The authors thank Dr. Masato Kasuga (Kobe University Graduate School of Medicine) for providing pGEX vectors containing p85 cDNA, and Dr. Steven Dowdy (University of California San Diego, La Jolla, CA) for providing TAT expression vector.
This work was supported by NIAID AI52109 (X.Z.), by NHLBI HL-46368 (A.R.L.), and by the AstraZeneca Traveling Fellowship (M.S.). A.R.L. is the principal investigator in the University of Chicago GlaxoSmithKline Center of Excellence in Asthma.
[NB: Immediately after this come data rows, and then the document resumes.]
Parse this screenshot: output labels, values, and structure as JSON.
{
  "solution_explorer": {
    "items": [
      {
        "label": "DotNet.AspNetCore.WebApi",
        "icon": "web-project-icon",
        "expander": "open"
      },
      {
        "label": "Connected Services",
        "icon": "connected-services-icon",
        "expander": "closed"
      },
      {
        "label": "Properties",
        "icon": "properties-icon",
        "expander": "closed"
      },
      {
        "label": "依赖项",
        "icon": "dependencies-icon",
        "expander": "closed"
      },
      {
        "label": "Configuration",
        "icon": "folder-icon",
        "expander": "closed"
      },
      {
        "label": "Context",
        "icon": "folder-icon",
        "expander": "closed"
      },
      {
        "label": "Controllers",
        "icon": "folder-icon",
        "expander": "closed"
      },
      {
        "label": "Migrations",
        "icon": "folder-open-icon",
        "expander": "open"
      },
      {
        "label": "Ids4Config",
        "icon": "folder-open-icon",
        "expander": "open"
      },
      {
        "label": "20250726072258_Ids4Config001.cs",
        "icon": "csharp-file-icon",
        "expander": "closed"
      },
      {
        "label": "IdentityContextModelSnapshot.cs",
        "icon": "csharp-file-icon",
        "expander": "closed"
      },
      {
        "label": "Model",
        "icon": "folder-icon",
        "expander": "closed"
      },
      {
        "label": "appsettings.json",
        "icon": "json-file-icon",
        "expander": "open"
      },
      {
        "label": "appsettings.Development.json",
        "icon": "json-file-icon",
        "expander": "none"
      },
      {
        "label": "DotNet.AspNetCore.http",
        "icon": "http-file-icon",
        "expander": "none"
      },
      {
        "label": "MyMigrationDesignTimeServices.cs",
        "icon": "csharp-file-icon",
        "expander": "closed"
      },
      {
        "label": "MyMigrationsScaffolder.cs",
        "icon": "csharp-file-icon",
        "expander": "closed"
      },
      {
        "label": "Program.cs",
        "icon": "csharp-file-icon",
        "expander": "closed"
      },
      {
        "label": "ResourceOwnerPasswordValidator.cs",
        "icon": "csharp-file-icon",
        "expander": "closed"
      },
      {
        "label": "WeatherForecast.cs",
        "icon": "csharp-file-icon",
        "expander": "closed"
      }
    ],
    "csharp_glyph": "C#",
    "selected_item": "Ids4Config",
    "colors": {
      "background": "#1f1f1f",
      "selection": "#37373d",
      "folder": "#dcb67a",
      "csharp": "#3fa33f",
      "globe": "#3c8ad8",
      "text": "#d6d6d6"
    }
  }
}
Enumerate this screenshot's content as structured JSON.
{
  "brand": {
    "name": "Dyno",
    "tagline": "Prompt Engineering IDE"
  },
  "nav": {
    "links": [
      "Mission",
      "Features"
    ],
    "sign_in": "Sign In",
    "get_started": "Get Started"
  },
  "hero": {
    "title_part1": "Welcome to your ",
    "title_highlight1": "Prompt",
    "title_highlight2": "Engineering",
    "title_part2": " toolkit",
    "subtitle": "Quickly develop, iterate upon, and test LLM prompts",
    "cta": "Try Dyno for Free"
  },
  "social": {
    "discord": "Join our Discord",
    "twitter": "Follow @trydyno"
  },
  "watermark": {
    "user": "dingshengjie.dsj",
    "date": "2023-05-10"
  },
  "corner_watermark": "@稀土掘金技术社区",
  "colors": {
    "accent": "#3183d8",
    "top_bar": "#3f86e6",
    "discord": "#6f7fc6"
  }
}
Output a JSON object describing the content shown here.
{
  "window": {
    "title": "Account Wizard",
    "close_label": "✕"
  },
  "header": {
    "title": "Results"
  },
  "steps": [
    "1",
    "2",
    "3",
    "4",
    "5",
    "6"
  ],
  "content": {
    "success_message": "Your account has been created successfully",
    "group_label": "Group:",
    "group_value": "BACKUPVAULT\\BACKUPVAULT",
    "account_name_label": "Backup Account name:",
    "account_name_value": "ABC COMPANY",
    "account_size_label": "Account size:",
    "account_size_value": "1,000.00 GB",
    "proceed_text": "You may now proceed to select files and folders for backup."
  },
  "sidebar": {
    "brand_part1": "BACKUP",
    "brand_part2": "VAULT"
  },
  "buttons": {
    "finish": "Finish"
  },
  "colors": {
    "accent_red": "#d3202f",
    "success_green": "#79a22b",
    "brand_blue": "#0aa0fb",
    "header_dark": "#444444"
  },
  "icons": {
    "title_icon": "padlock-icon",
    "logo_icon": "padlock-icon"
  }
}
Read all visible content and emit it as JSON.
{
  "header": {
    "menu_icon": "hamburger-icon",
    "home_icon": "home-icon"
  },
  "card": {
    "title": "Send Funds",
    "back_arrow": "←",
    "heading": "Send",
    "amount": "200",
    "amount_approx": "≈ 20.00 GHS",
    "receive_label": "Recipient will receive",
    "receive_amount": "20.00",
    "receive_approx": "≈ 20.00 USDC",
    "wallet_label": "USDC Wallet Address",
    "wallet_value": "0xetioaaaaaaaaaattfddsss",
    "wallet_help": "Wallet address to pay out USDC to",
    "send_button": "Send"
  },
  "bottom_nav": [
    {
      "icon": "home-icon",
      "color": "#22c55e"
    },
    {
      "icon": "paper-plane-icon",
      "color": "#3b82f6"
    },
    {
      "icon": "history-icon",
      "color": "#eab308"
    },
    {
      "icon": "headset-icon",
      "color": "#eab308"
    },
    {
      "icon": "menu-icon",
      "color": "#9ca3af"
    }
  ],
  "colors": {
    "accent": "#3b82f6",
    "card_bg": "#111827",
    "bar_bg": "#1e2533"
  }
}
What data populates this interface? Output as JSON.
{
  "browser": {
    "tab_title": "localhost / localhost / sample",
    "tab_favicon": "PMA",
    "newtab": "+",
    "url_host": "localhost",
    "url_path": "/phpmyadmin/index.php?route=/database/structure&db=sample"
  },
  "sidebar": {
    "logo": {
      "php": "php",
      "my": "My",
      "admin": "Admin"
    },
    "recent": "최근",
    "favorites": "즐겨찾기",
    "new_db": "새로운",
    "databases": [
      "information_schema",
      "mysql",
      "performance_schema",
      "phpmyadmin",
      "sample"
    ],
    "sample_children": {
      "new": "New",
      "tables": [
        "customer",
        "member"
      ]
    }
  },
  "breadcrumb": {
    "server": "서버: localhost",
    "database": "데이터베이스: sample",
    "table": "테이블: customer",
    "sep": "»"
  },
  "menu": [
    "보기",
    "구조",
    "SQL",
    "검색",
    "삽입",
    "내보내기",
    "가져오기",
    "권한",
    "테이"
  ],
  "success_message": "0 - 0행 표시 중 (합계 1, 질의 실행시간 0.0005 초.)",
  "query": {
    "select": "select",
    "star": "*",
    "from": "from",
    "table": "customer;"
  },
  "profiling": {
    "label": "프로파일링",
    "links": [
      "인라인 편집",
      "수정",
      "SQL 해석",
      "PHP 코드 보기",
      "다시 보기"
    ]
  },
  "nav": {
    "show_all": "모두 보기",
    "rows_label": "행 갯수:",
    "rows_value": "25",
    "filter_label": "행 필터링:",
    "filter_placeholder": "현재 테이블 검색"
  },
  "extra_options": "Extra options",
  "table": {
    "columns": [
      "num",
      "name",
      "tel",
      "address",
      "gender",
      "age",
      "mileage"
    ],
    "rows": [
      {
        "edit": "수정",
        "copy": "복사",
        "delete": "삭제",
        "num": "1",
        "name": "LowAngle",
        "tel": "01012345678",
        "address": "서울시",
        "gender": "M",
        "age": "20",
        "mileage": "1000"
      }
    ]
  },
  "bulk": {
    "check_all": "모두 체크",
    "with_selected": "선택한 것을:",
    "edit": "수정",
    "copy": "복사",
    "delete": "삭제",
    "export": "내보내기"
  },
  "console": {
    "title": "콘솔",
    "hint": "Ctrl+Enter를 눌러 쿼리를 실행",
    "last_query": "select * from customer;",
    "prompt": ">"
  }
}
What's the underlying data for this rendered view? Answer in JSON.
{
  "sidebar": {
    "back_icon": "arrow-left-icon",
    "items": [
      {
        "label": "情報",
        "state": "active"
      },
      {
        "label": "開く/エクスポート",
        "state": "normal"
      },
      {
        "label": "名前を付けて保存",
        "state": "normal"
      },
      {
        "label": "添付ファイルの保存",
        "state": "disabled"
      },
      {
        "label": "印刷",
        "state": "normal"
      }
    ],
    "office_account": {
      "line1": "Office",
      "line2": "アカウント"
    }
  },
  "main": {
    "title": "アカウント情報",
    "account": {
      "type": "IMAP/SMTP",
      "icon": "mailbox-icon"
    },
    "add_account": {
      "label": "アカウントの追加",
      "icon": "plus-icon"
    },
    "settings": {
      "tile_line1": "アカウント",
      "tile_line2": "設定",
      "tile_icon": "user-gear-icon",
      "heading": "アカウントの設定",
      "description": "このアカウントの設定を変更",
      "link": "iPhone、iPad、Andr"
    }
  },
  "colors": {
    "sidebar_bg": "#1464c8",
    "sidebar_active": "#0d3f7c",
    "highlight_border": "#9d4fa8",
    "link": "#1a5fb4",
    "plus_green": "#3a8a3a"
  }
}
Conflict of Interest Statement: M.S. is a fellow funded in part from an unrestricted educational grant from AstraZeneca; A.R.L. has received $3,000 in the past 3 years for a GlaxoSmithKline Advisory Board, $13,000/year for a Merck Advisory Board, $24,000/year for Broncus/Asthmatx Advisory Board, and $3,500 for a Pfizer Advisory Board; S.M. has no declared conflicts of interest; E.B. has no declared conflicts of interest; A.Y.M. has no declared conflicts of interest; J.L. has no declared conflicts of interest; A.T.L. has no declared conflicts of interest; N.M.M. has no declared conflicts of interest; and X.Z. has no declared conflicts of interest.